I think if I read this book 2 years ago I would have found it much funnier. I am at a bit of a jaded point in my teaching career so overall this book made me continue to be scared for the future of society (and my career, to be honest). Yet it is important for these stories to be told. Non teachers should read books like these to have some semblance of what teachers in the United States go through every day. I wish there was an elementary version of this book (as the author is a high school teac ...more
Dennise Marie
Nov 28, 2020 rated it it was amazing  ·  review of another edition
I NEVER have been able to finish a book that was nonfiction, but I was reading this whenever I had a spare moment. I have been teaching for seven years and the INSANITY spikes with every passing year. I am so grateful to this author because now I know I am not alone!!! I completely disagree with the reviews that say she writes in a mean spirited or judgmental manner. In the contrary, I laughed so much while reading this book because I CAN RELATE. I can relate to psychotic parents, disrespectful ...more
Jan 03, 2019 rated it liked it  ·  review of another edition
This book is what you make of it. Your attitude as you read will impact your opinion.
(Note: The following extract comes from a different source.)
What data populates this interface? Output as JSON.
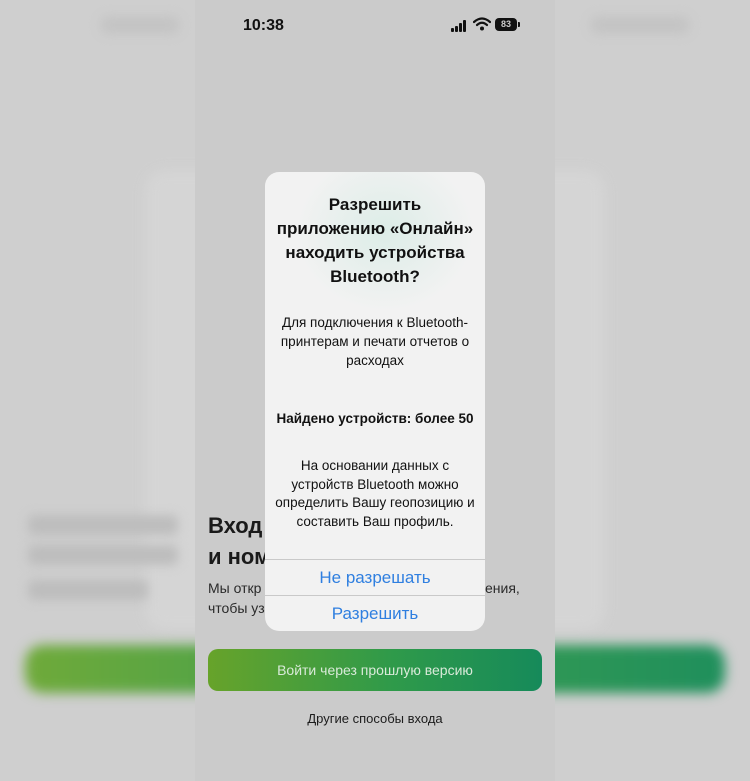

I related to many of the stories being told and at times wondered- is this person at my school? Other times I was horrified but not shocked by things that happened. Quite often I thought that some of these scenarios would be great case studies for department chairs and administrators or a Public School Law class.

The author tried to leave us on a positive note, but after reading I am feeling more down than up- a
Aug 15, 2017 rated it liked it  ·  review of another edition
This book was pretty weird. A lot of situations were definitely ridiculous, and therefore entertaining because I think most teachers have experienced this kind of thing and it's so hard to explain to non-teachers what makes this job so weird. However, there was also a lot of ignorance and disrespect when discussing student identities and disabilities. Not very understanding IMHO.

Would love to read a book in this kind of setup from a fellow elementary school teacher though! Maybe I should just w
« previous 1 3 4 5 6 7 8 next »
topics  posts  views  last activity   
Play Book Tag: Teacher Misery - 5 stars 4 24 Jul 14, 2016 08:38PM  

Readers also enjoyed

  • More Teacher Misery: Nutjob Teachers, Torturous Training, & Even More Bullshit
  • What It's Really Like: Outrageous Stories from Teachers Around the Country
  • Go See the Principal: True Tales from the School Trenches
  • A Nation of Immigrants
  • The End of Molasses Classes: Getting Our Kids Unstuck--101 Extraordinary Solutions for Parents and Teachers
  • The Complete Magnolia Bakery Cookbook: Recipes from the World-Famous Bakery and Allysa Torey's Home Kitchen
  • Job - Bible Study Book: A Story of Unlikely Joy
  • Antagonists, Advocates and Allies: The Wake-Up Call Guide for White Women Who Want to Become Allies With Black Women
  • Adequate Yearly Progress
  • Some Possible Solutions
  • Rules for Being a Girl
  • Days of Distraction
  • Civilized to Death: What Was Lost on the Way to Modernity
  • American Crisis: Leadership Lessons from the COVID-19 Pandemic
  • XXL-Leseprobe: The Couple Next Door
  • Stupid Things My Students Say: Surviving Education With The Modern Teen
  • Naughty & Nice (Love Notes, #2)
  • In The Pleasure Groove: Love, Death, and Duran Duran
See similar books…

News & Interviews

Kazuo Ishiguro insists he’s an optimist about technology.  “I'm not one of these people who thinks it's going to come and destroy us,” he...
226 likes · 24 comments
“It can be a lot of fun, and inspiring, and sometimes even downright rewarding. But the amount of bullshit far outweighs the good stuff.” 0 likes
“When this job feels overwhelming, remind yourself that one day you will die!” 0 likes
More quotes…